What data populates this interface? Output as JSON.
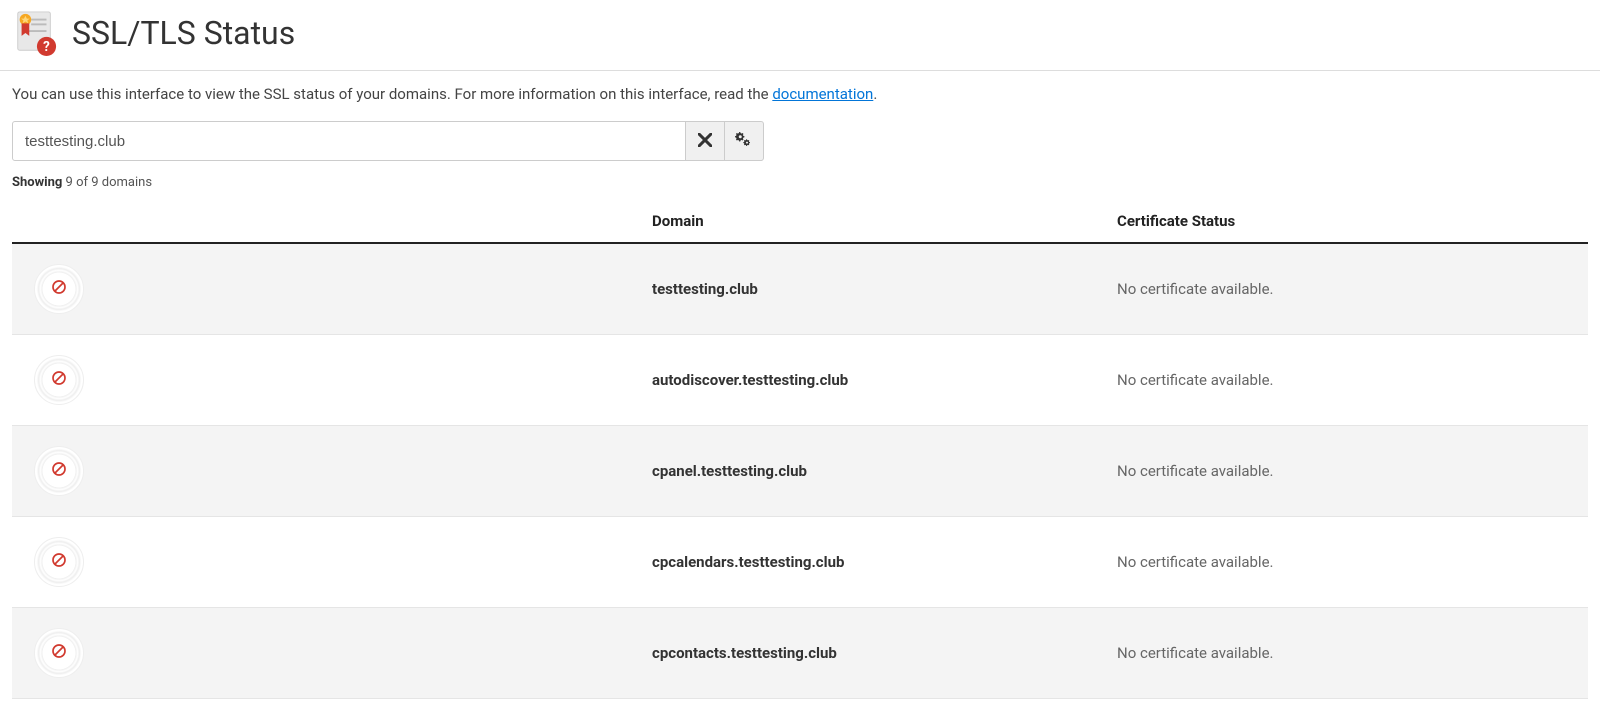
{
  "header": {
    "title": "SSL/TLS Status"
  },
  "intro": {
    "text_before_link": "You can use this interface to view the SSL status of your domains. For more information on this interface, read the ",
    "link_text": "documentation",
    "text_after_link": "."
  },
  "search": {
    "value": "testtesting.club"
  },
  "showing": {
    "label": "Showing",
    "rest": " 9 of 9 domains"
  },
  "table": {
    "headers": {
      "domain": "Domain",
      "cert_status": "Certificate Status"
    },
    "rows": [
      {
        "domain": "testtesting.club",
        "status": "No certificate available."
      },
      {
        "domain": "autodiscover.testtesting.club",
        "status": "No certificate available."
      },
      {
        "domain": "cpanel.testtesting.club",
        "status": "No certificate available."
      },
      {
        "domain": "cpcalendars.testtesting.club",
        "status": "No certificate available."
      },
      {
        "domain": "cpcontacts.testtesting.club",
        "status": "No certificate available."
      }
    ]
  }
}
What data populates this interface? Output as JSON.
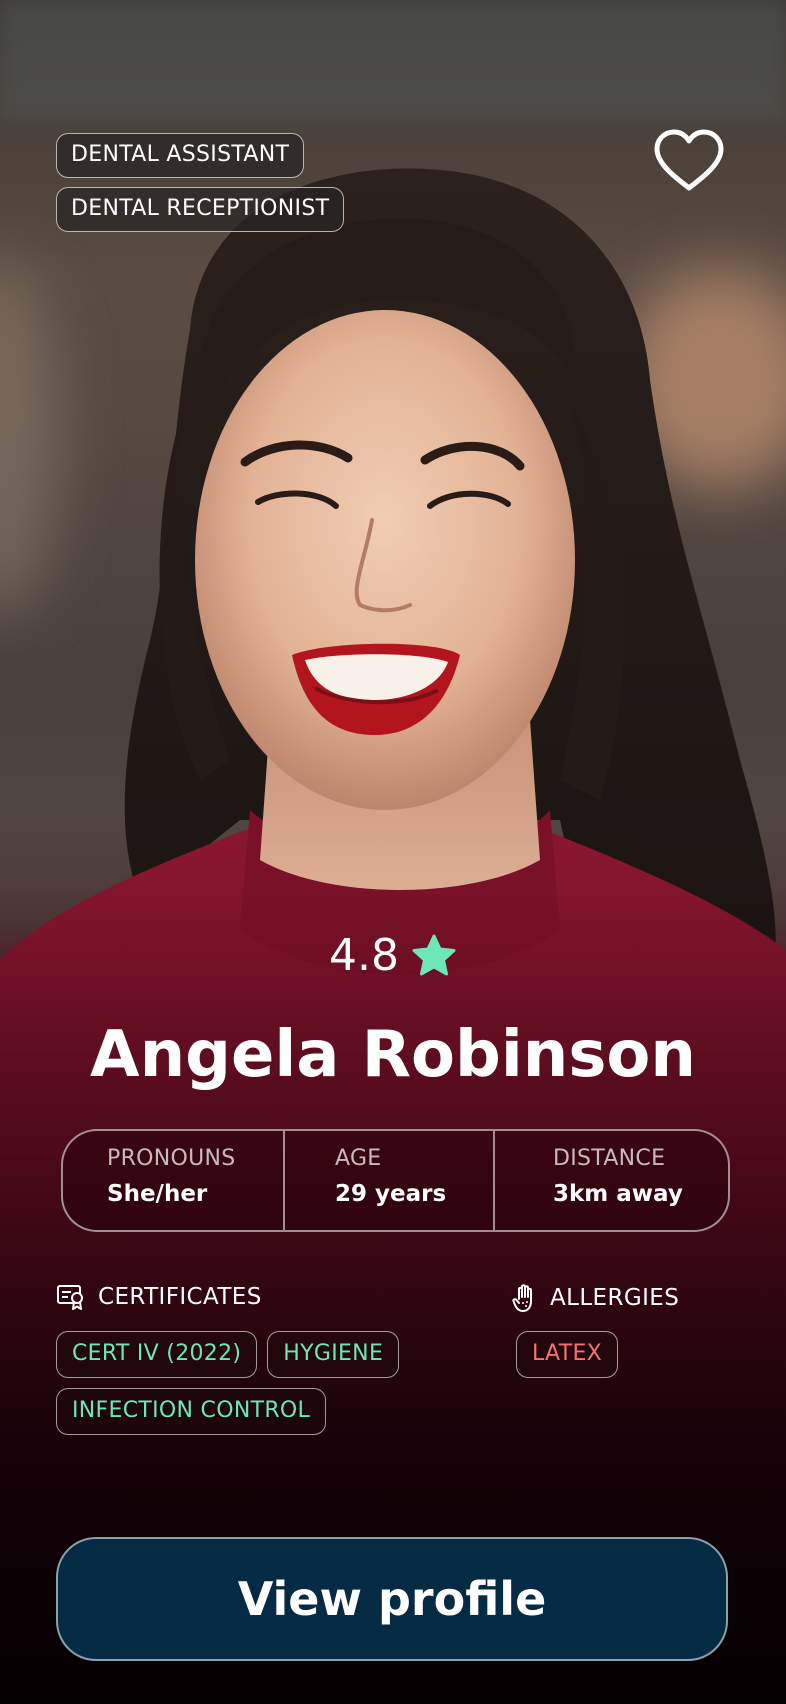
{
  "profile": {
    "roles": [
      "DENTAL ASSISTANT",
      "DENTAL RECEPTIONIST"
    ],
    "rating": "4.8",
    "name": "Angela Robinson",
    "info": {
      "pronouns_label": "PRONOUNS",
      "pronouns_value": "She/her",
      "age_label": "AGE",
      "age_value": "29 years",
      "distance_label": "DISTANCE",
      "distance_value": "3km away"
    },
    "certificates": {
      "title": "CERTIFICATES",
      "items": [
        "CERT IV (2022)",
        "HYGIENE",
        "INFECTION CONTROL"
      ]
    },
    "allergies": {
      "title": "ALLERGIES",
      "items": [
        "LATEX"
      ]
    }
  },
  "actions": {
    "view_profile_label": "View profile"
  },
  "icons": {
    "favorite": "heart-outline-icon",
    "rating": "star-icon",
    "certificates": "certificate-icon",
    "allergies": "hand-icon"
  },
  "colors": {
    "star": "#6ee7b7",
    "certificate_chip_text": "#6ee7b7",
    "allergy_chip_text": "#f87171",
    "button_background": "#052a44"
  }
}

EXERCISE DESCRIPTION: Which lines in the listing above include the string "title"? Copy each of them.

ANSWER TO THE EXERCISE:
    "title": "SSL/TLS Status"
      "title": "CERTIFICATES",
      "title": "ALLERGIES",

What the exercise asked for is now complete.